Thanks again for your input. As others have mentioned, it's quite invaluable.
You might want to re-read the post regarding the C-360. Obviously the C-360 can't sound harsh if it is turned off (and only the Ls& Rs are playing).
To the question I believe you're trying to pose>
There are numerous ways an audio system can overload or be forced into overload. Each type of "overload" usually has its own type of sound signature. These various "sound signatures" might originate from any number of places in the reproduction chain: from the pre-pro section of a receiver, the receiver's amplifier section, poor or inadequate interconnects, drivers out of their gap (linear operating range) or less than optimum quality crossover components.
When I see statements like "the speakers distort when I play them really loud" all it says to me, since I am obviously unable to hear the system for myself, is that the weakest link in the audio chain, the first culprit, might be any of the suspects mentioned above or it may be a combination of many suspects.
What I do know for certain is that it is almost always the final link in the chain, the loudspeaker which always gets the blame. And I don't blame you guys. It takes years of hearing various types of distortion and then qualifying and quantifying (in real time) what one is hearing with sophisticated test gear to be able to train one's ear to be able to readily diagnose the different sounds. This is especially true when one gets to "very high volume levels" when it is more than likely that many of the aforementioned suspects may be starting to reach their operational design limits all at the same time!
I hope this doesn't sound like a cope out to your originally posed question. What I am trying to say is that if it is indeed the C-360 speaker itself that is the main cause of the distortion you're hearing, then I know for a fact that the weakest link within the C-360 speaker system was the downgraded quality of the crossover components vs. what I had originally designed in. The fact that the woofer-to-mid crossover is around 850Hz, which is the in second harmonic range for female vocals would tend to highlight this type of distortion to most listener's since we have an everyday reference of what a real female voice sounds like.
Regarding the second part of your first question: Setting a speaker to large will let it run full range. Setting a speaker to small will force it to roll-on at ~80Hz which, if you also have a very high quality subwoofer in the system would be a better option than running the Beta 50's below 80Hz.
Note that though the Beta 50's have a -3dB down point of ~45Hz, a tuned Infinity sub with RABOS sub-room correction applied should be much more capable of delivering tighter, more tuneful bass at the frequencies which comprise the two lowest musical octaves (20-40Hz and 40-80Hz). And unlike a sub which has RABOS, there is no way to control the Beta 50's bass interaction with the room and/or the sub below 80Hz if they are not set up from the outset to small. So, with Beta 50s set to large, you are potentially masking the tight, tuneful bass from you RABOS sub with 45Hz-80Hz bass from the Beta 50 which can't be electronically controlled.

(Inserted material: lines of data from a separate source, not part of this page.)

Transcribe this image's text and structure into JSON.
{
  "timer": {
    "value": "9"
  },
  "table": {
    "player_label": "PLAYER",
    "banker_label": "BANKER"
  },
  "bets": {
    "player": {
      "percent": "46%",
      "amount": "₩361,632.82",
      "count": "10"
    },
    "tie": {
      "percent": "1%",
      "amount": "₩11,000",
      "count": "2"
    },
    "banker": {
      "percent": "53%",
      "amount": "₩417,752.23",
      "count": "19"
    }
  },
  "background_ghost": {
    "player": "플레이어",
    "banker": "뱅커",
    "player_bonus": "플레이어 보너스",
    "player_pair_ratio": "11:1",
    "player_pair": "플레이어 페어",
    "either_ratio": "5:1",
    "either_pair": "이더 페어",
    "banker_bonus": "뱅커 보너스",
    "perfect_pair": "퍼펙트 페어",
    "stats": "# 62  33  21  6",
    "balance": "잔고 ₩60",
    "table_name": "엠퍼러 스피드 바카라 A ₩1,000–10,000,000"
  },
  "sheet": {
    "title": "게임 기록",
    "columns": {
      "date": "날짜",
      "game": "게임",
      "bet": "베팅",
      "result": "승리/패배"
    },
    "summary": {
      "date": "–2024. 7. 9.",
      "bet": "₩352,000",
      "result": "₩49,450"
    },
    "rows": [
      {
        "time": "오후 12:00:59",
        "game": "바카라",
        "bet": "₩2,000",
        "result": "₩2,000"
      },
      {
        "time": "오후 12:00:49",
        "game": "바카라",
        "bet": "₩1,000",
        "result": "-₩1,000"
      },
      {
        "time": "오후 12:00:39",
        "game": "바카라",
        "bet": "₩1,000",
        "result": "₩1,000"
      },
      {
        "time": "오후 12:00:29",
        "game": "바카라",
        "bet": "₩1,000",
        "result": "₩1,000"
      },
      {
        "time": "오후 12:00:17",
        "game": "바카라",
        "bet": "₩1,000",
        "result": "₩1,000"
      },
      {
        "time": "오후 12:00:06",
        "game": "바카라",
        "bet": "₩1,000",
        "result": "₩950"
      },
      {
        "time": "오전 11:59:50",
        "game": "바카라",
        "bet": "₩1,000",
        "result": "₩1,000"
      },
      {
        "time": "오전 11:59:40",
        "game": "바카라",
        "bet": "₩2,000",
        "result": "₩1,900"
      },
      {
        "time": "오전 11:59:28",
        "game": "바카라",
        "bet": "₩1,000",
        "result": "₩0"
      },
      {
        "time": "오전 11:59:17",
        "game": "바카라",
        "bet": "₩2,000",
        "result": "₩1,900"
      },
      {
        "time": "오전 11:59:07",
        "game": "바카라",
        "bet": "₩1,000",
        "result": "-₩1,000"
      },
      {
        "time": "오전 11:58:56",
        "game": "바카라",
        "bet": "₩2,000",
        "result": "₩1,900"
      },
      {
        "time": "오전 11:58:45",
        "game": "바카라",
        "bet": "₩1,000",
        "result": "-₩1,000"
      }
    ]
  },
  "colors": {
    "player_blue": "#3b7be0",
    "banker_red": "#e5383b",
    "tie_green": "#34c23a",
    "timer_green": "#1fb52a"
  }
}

Your choice. Whichever sounds be to You. That's all that matters...
Question 2 is much easier to answer. The front hemisphere of a home theater listening space gives information (through the LCRs) which is always
intended to be Localized.
The rear hemisphere which encompasses the side surrounds (first and most importantly) and the rear surrounds (secondarily) is always intended to recreate a sense of envelopment. For a home theater environment, with the speakers-to-listeners distances much shorter than a movie theater the best configuration is (IMHO) always a bipole or dipole design (and not a front firing monopole like the Beta 20s). The more bipole/dipole speakers mounted to the sides and rear of the rear hemisphere the greater the true sense of envelopment can be,because the converse, localization, will be minimized.
The choice of whether to set the side and rear surrounds to bipole or dipole will come down to lots of listening within your room and your preference as to which flip of the switch gives you the greater feeling of envelopment, more of the time, on more surround program material.